In a self-experiment, I explore the applicability of 3D printers and laser cutters for my existing collection. Exploratively and experimentally, I highlight the potential of various production processes. An exemplary top demonstrates the acquired knowledge as a collection of applied methods. As a result of my research, I illustrate what technical possibilities exist today, how they can be implemented, and where the potential lies in the combination of traditional craftsmanship and digital methods.
Gender is no longer considered a binary concept. Today the term embraces a spectrum of increasing interpretations. Self-determined gender identities are being defined and lived, free of stereotypes. Design must respond to this societal shift, and itself become more fluid and nuanced in terms of its interpretation of gender.

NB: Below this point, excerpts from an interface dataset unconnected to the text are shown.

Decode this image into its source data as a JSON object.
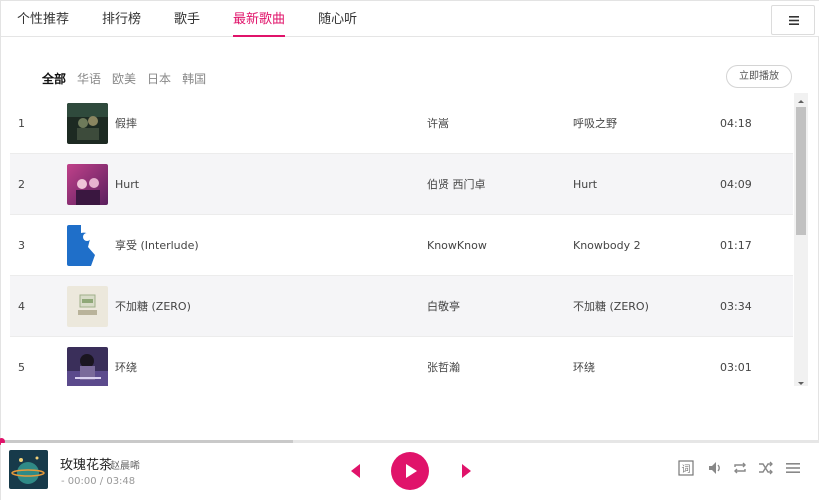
{
  "tabs": [
    "个性推荐",
    "排行榜",
    "歌手",
    "最新歌曲",
    "随心听"
  ],
  "active_tab": 3,
  "filters": [
    "全部",
    "华语",
    "欧美",
    "日本",
    "韩国"
  ],
  "active_filter": 0,
  "play_all_label": "立即播放",
  "songs": [
    {
      "num": "1",
      "title": "假摔",
      "artist": "许嵩",
      "album": "呼吸之野",
      "duration": "04:18",
      "cover": "cover-dark-green"
    },
    {
      "num": "2",
      "title": "Hurt",
      "artist": "伯贤 西门卓",
      "album": "Hurt",
      "duration": "04:09",
      "cover": "cover-pink-purple"
    },
    {
      "num": "3",
      "title": "享受 (Interlude)",
      "artist": "KnowKnow",
      "album": "Knowbody 2",
      "duration": "01:17",
      "cover": "cover-blue-figure"
    },
    {
      "num": "4",
      "title": "不加糖 (ZERO)",
      "artist": "白敬亭",
      "album": "不加糖 (ZERO)",
      "duration": "03:34",
      "cover": "cover-beige-stamp"
    },
    {
      "num": "5",
      "title": "环绕",
      "artist": "张哲瀚",
      "album": "环绕",
      "duration": "03:01",
      "cover": "cover-portrait-purple"
    }
  ],
  "now_playing": {
    "title": "玫瑰花茶",
    "artist": "赵晨唏",
    "time": "- 00:00 / 03:48",
    "cover": "cover-teal-planet"
  },
  "progress_fraction": 0.0,
  "icons": {
    "menu": "hamburger-icon",
    "prev": "previous-icon",
    "play": "play-icon",
    "next": "next-icon",
    "lyrics": "lyrics-icon",
    "volume": "volume-icon",
    "repeat": "repeat-icon",
    "shuffle": "shuffle-icon",
    "playlist": "playlist-icon"
  },
  "colors": {
    "accent": "#e0136a",
    "text": "#333333",
    "alt_row": "#f5f5f7"
  }
}
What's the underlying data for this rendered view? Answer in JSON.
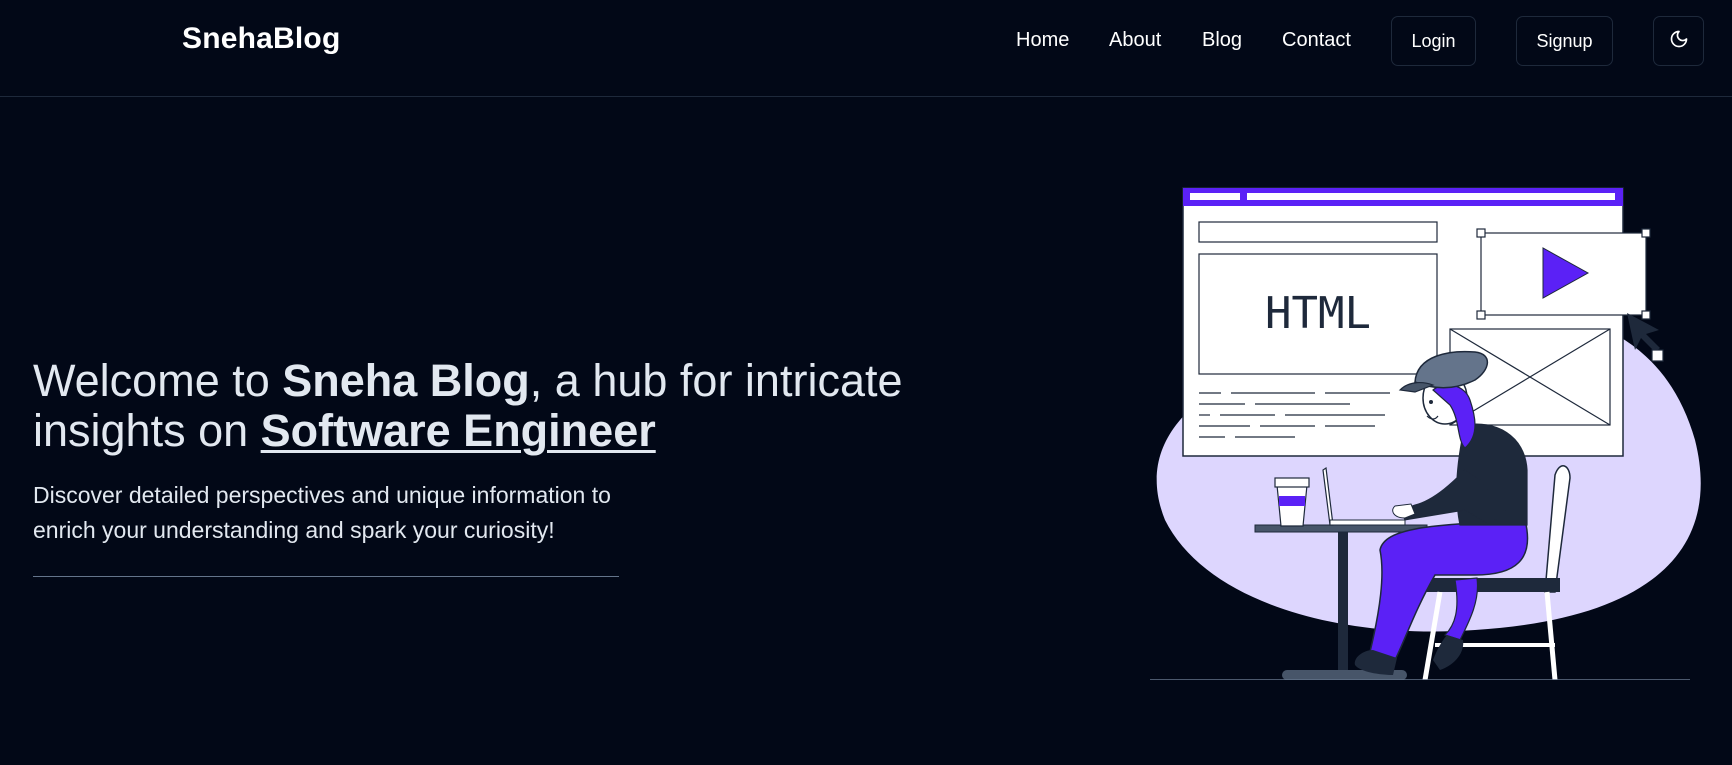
{
  "brand": {
    "name": "SnehaBlog"
  },
  "nav": {
    "links": [
      "Home",
      "About",
      "Blog",
      "Contact"
    ],
    "login_label": "Login",
    "signup_label": "Signup",
    "theme_icon": "moon-icon"
  },
  "hero": {
    "headline_part1": "Welcome to ",
    "headline_bold": "Sneha Blog",
    "headline_part2": ", a hub for intricate insights on ",
    "headline_topic": "Software Engineer",
    "subtext": "Discover detailed perspectives and unique information to enrich your understanding and spark your curiosity!"
  },
  "illustration": {
    "code_label": "HTML",
    "icon": "person-coding-illustration"
  },
  "colors": {
    "background": "#020817",
    "accent": "#5b21f6",
    "blob": "#ddd6fe",
    "text": "#e2e8f0"
  }
}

This work emerges from an empirical investigation of gender, and its impact on design. Based on insights, a catalogue of design criteria was established that consciously caters to the widest possible spectrum. Instead of being genderless, these designs are «genderfull»: embracing diversity and fluidity. Genderless design criteria are showcased in the form of theoretical sex toys to provoke debate. It is the physical representation of theory that allows beholders to question conventional perceptions of gender and its impact on design.
How can the use phase of clothing be altered to improve and prolong user satisfaction?
More than ever people are exploring the world. In 2016, international travels increased by four per cent globally, which shows people’s growing interest in travel.
Over the excitement of exploring new places, the packing logistics should not be forgotten. Do we not all know the struggle of anticipating what clothes we will need? And more so – where do we find the space to bring them all?
Through analysing female travellers’ needs and their journeys, this project developed a modular clothing system, enabling the freedom to travel light and adapt to all circumstances and wishes. Multifunctional items of clothing mean you do not have to compromise style for function. Having more choice with fewer items does not only benefit the traveller but opens up new ways of thinking about eco-friendly fashion.
We all take pride in our creations. The more tangible the projects are, the easier it is to show them to others. The recent past has seen the emergence of the maker movement, which can be understood as a development of the do-it-yourself culture. However, makers manufacture goods using digital production processes, like 3D printing, CNC milling, and laser cutting. For a majority of people outside of the maker scene, these processes are too complex to learn and the equipment too expensive to acquire.
The service design «make people make again», developed in this Master thesis, provides access, support and inspiration for everyone. To step out of the niche of the maker community, the platform is being integrated into existing hardware stores. This makes the platform accessible to a broader audience and hobbyist makers can profit from the experience of professionals.
How can interactions between the sighted and the visually impaired be facilitated in order to raise awareness and empathy for those living with visual impairments?
This Master thesis aims to transform the city of Zurich into a more accessible place for the visually impaired. The transformation is accomplished through the implementation of a city tour app for the visually impaired-. The app works in combination with interactive, 3D-printed replicas of landmarks and views of the Old Town of Zurich. This combination creates an immersive-sensory experience of the city, which can be enjoyed by both the sighted and the visually impaired.
But why does the city of Zurich need to become more accessible for the visually impaired? By opening the sights of cities to everyone, the project encourages a more inclusive society – a society that is aware and understanding of what it means to be visually impaired.
How can a product-system for container-toilets in Kenya be designed, to collect and transport faeces in slums, with safety and dignity?
One in three people worldwide live without safe and dignified toilets, over 200 million in African slums. This leads to widespread sickness, pollution, and death. Container-based sanitation services address the problem by collecting human faeces in containers, inside toilets, inside peoples’ homes. These services regularly collect the containers and biodegrade the faeces into products, e.g. compost. Container-toilets are smelly, services are inefficient and unsafe. In this thesis, ethnographic fieldwork, rapid prototyping, and experiments are used to develop a new solution; PooPac.
PooPac is a bioactive paper bag that suppresses the toilet smell. The biodegradable PooPac is sealed for transport, and directly composted, removing all contact with faeces. PooPac can increase access to safe and dignified sanitation.